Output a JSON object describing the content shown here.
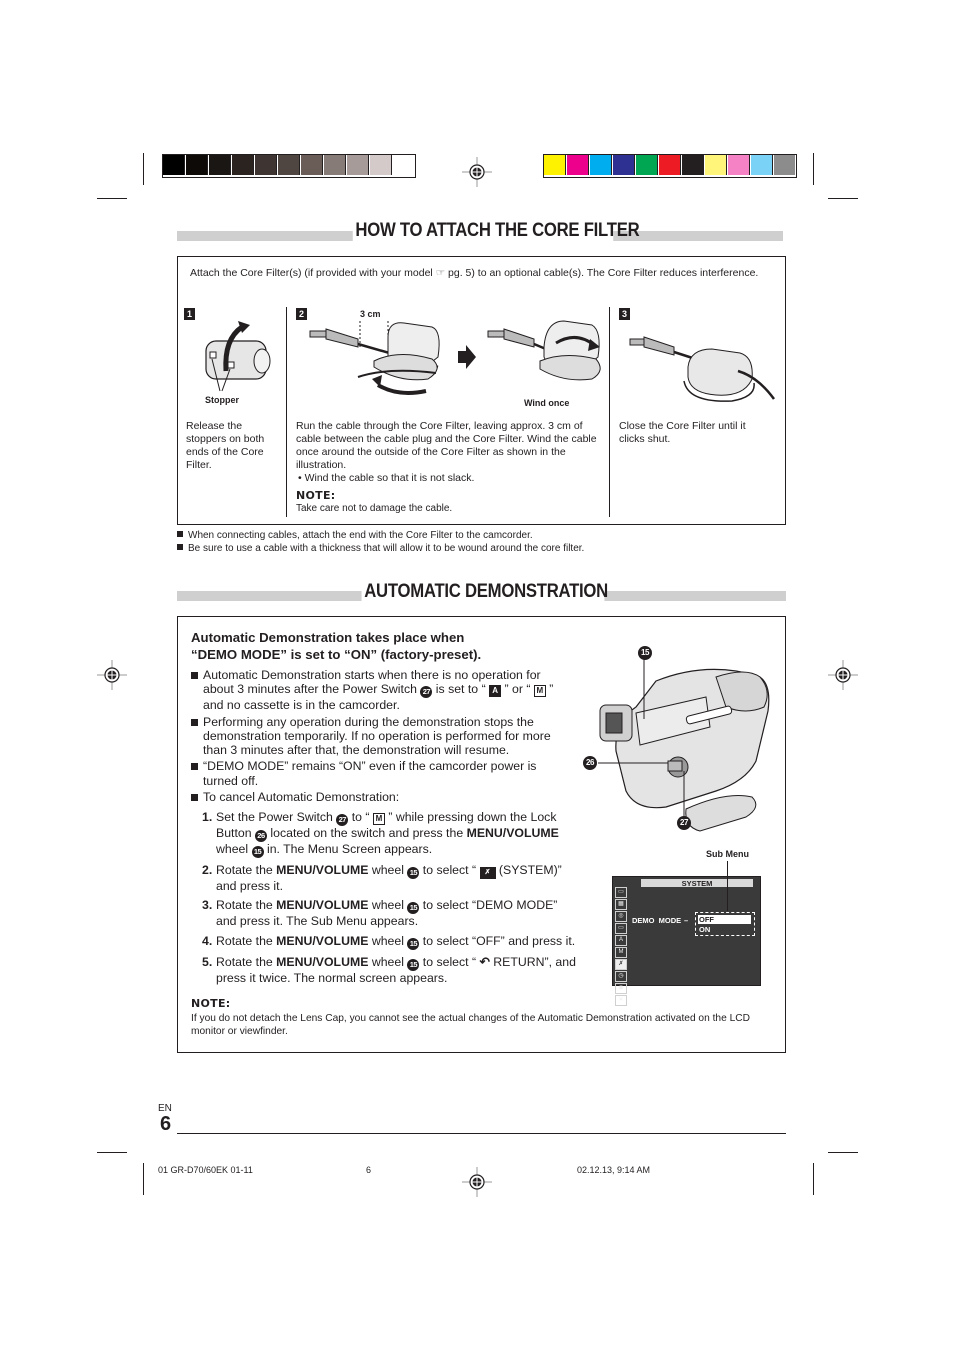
{
  "color_bars": {
    "grayscale": [
      "#000000",
      "#0d0a08",
      "#1a1614",
      "#2a2320",
      "#3e3431",
      "#4f4541",
      "#6a5d58",
      "#877b77",
      "#a69b98",
      "#d4caca",
      "#ffffff"
    ],
    "process": [
      "#fff200",
      "#ec008c",
      "#00aeef",
      "#2e3192",
      "#00a651",
      "#ed1c24",
      "#231f20",
      "#fff57a",
      "#f582c5",
      "#7ad3f7",
      "#8c8c8c"
    ]
  },
  "section1": {
    "title": "HOW TO ATTACH THE CORE FILTER",
    "intro_prefix": "Attach the Core Filter(s) (if provided with your model ",
    "intro_ref_icon": "☞",
    "intro_suffix": " pg. 5) to an optional cable(s). The Core Filter reduces interference.",
    "steps": [
      {
        "number": "1",
        "illustration_labels": [
          "Stopper"
        ],
        "text": "Release the stoppers on both ends of the Core Filter."
      },
      {
        "number": "2",
        "illustration_labels": [
          "3 cm",
          "Wind once"
        ],
        "text": "Run the cable through the Core Filter, leaving approx. 3 cm of cable between the cable plug and the Core Filter. Wind the cable once around the outside of the Core Filter as shown in the illustration.",
        "bullet": "• Wind the cable so that it is not slack.",
        "note_heading": "NOTE:",
        "note_text": "Take care not to damage the cable."
      },
      {
        "number": "3",
        "illustration_labels": [],
        "text": "Close the Core Filter until it clicks shut."
      }
    ],
    "notes": [
      "When connecting cables, attach the end with the Core Filter to the camcorder.",
      "Be sure to use a cable with a thickness that will allow it to be wound around the core filter."
    ]
  },
  "section2": {
    "title": "AUTOMATIC DEMONSTRATION",
    "heading_line1": "Automatic Demonstration takes place when",
    "heading_line2": "“DEMO MODE” is set to “ON” (factory-preset).",
    "bullets": {
      "b1_a": "Automatic Demonstration starts when there is no operation for about 3 minutes after the Power Switch ",
      "b1_ref": "27",
      "b1_b": " is set to “ ",
      "b1_icon_a": "A",
      "b1_c": " ” or “ ",
      "b1_icon_m": "M",
      "b1_d": " ” and no cassette is in the camcorder.",
      "b2": "Performing any operation during the demonstration stops the demonstration temporarily. If no operation is performed for more than 3 minutes after that, the demonstration will resume.",
      "b3": "“DEMO MODE” remains “ON” even if the camcorder power is turned off.",
      "b4": "To cancel Automatic Demonstration:"
    },
    "steps": {
      "s1_num": "1.",
      "s1_a": "Set the Power Switch ",
      "s1_ref1": "27",
      "s1_b": " to “ ",
      "s1_icon": "M",
      "s1_c": " ” while pressing down the Lock Button ",
      "s1_ref2": "26",
      "s1_d": " located on the switch and press the ",
      "s1_bold": "MENU/VOLUME",
      "s1_e": " wheel ",
      "s1_ref3": "15",
      "s1_f": " in. The Menu Screen appears.",
      "s2_num": "2.",
      "s2_a": "Rotate the ",
      "s2_bold": "MENU/VOLUME",
      "s2_b": " wheel ",
      "s2_ref": "15",
      "s2_c": " to select “ ",
      "s2_icon": "system-icon",
      "s2_d": " (SYSTEM)” and press it.",
      "s3_num": "3.",
      "s3_a": "Rotate the ",
      "s3_bold": "MENU/VOLUME",
      "s3_b": " wheel ",
      "s3_ref": "15",
      "s3_c": " to select “DEMO MODE” and press it. The Sub Menu appears.",
      "s4_num": "4.",
      "s4_a": "Rotate the ",
      "s4_bold": "MENU/VOLUME",
      "s4_b": " wheel ",
      "s4_ref": "15",
      "s4_c": " to select “OFF” and press it.",
      "s5_num": "5.",
      "s5_a": "Rotate the ",
      "s5_bold": "MENU/VOLUME",
      "s5_b": " wheel ",
      "s5_ref": "15",
      "s5_c": " to select “ ",
      "s5_icon": "↶",
      "s5_d": " RETURN”, and press it twice. The normal screen appears."
    },
    "camcorder_callouts": [
      "15",
      "26",
      "27"
    ],
    "menu_screen": {
      "sub_menu_label": "Sub Menu",
      "title": "SYSTEM",
      "item": "DEMO  MODE",
      "options": [
        "OFF",
        "ON"
      ],
      "selected": "OFF"
    },
    "note_heading": "NOTE:",
    "note_text": "If you do not detach the Lens Cap, you cannot see the actual changes of the Automatic Demonstration activated on the LCD monitor or viewfinder."
  },
  "footer": {
    "lang": "EN",
    "page_number": "6",
    "slug_file": "01 GR-D70/60EK 01-11",
    "slug_page": "6",
    "slug_date": "02.12.13, 9:14 AM"
  }
}
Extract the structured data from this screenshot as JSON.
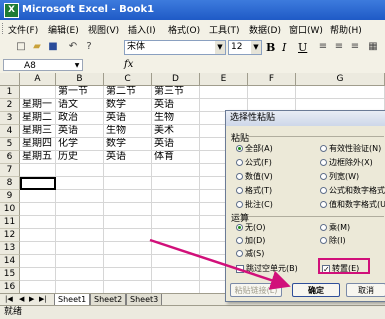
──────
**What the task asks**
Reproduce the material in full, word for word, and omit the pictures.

**Solution to the problem**
Output a JSON object describing the content shown here.
{
  "color_bars": {
    "grayscale": [
      "#000000",
      "#0d0a08",
      "#1a1614",
      "#2a2320",
      "#3e3431",
      "#4f4541",
      "#6a5d58",
      "#877b77",
      "#a69b98",
      "#d4caca",
      "#ffffff"
    ],
    "process": [
      "#fff200",
      "#ec008c",
      "#00aeef",
      "#2e3192",
      "#00a651",
      "#ed1c24",
      "#231f20",
      "#fff57a",
      "#f582c5",
      "#7ad3f7",
      "#8c8c8c"
    ]
  },
  "section1": {
    "title": "HOW TO ATTACH THE CORE FILTER",
    "intro_prefix": "Attach the Core Filter(s) (if provided with your model ",
    "intro_ref_icon": "☞",
    "intro_suffix": " pg. 5) to an optional cable(s). The Core Filter reduces interference.",
    "steps": [
      {
        "number": "1",
        "illustration_labels": [
          "Stopper"
        ],
        "text": "Release the stoppers on both ends of the Core Filter."
      },
      {
        "number": "2",
        "illustration_labels": [
          "3 cm",
          "Wind once"
        ],
        "text": "Run the cable through the Core Filter, leaving approx. 3 cm of cable between the cable plug and the Core Filter. Wind the cable once around the outside of the Core Filter as shown in the illustration.",
        "bullet": "• Wind the cable so that it is not slack.",
        "note_heading": "NOTE:",
        "note_text": "Take care not to damage the cable."
      },
      {
        "number": "3",
        "illustration_labels": [],
        "text": "Close the Core Filter until it clicks shut."
      }
    ],
    "notes": [
      "When connecting cables, attach the end with the Core Filter to the camcorder.",
      "Be sure to use a cable with a thickness that will allow it to be wound around the core filter."
    ]
  },
  "section2": {
    "title": "AUTOMATIC DEMONSTRATION",
    "heading_line1": "Automatic Demonstration takes place when",
    "heading_line2": "“DEMO MODE” is set to “ON” (factory-preset).",
    "bullets": {
      "b1_a": "Automatic Demonstration starts when there is no operation for about 3 minutes after the Power Switch ",
      "b1_ref": "27",
      "b1_b": " is set to “ ",
      "b1_icon_a": "A",
      "b1_c": " ” or “ ",
      "b1_icon_m": "M",
      "b1_d": " ” and no cassette is in the camcorder.",
      "b2": "Performing any operation during the demonstration stops the demonstration temporarily. If no operation is performed for more than 3 minutes after that, the demonstration will resume.",
      "b3": "“DEMO MODE” remains “ON” even if the camcorder power is turned off.",
      "b4": "To cancel Automatic Demonstration:"
    },
    "steps": {
      "s1_num": "1.",
      "s1_a": "Set the Power Switch ",
      "s1_ref1": "27",
      "s1_b": " to “ ",
      "s1_icon": "M",
      "s1_c": " ” while pressing down the Lock Button ",
      "s1_ref2": "26",
      "s1_d": " located on the switch and press the ",
      "s1_bold": "MENU/VOLUME",
      "s1_e": " wheel ",
      "s1_ref3": "15",
      "s1_f": " in. The Menu Screen appears.",
      "s2_num": "2.",
      "s2_a": "Rotate the ",
      "s2_bold": "MENU/VOLUME",
      "s2_b": " wheel ",
      "s2_ref": "15",
      "s2_c": " to select “ ",
      "s2_icon": "system-icon",
      "s2_d": " (SYSTEM)” and press it.",
      "s3_num": "3.",
      "s3_a": "Rotate the ",
      "s3_bold": "MENU/VOLUME",
      "s3_b": " wheel ",
      "s3_ref": "15",
      "s3_c": " to select “DEMO MODE” and press it. The Sub Menu appears.",
      "s4_num": "4.",
      "s4_a": "Rotate the ",
      "s4_bold": "MENU/VOLUME",
      "s4_b": " wheel ",
      "s4_ref": "15",
      "s4_c": " to select “OFF” and press it.",
      "s5_num": "5.",
      "s5_a": "Rotate the ",
      "s5_bold": "MENU/VOLUME",
      "s5_b": " wheel ",
      "s5_ref": "15",
      "s5_c": " to select “ ",
      "s5_icon": "↶",
      "s5_d": " RETURN”, and press it twice. The normal screen appears."
    },
    "camcorder_callouts": [
      "15",
      "26",
      "27"
    ],
    "menu_screen": {
      "sub_menu_label": "Sub Menu",
      "title": "SYSTEM",
      "item": "DEMO  MODE",
      "options": [
        "OFF",
        "ON"
      ],
      "selected": "OFF"
    },
    "note_heading": "NOTE:",
    "note_text": "If you do not detach the Lens Cap, you cannot see the actual changes of the Automatic Demonstration activated on the LCD monitor or viewfinder."
  },
  "footer": {
    "lang": "EN",
    "page_number": "6",
    "slug_file": "01 GR-D70/60EK 01-11",
    "slug_page": "6",
    "slug_date": "02.12.13, 9:14 AM"
  }
}
Extract the structured data from this screenshot as JSON.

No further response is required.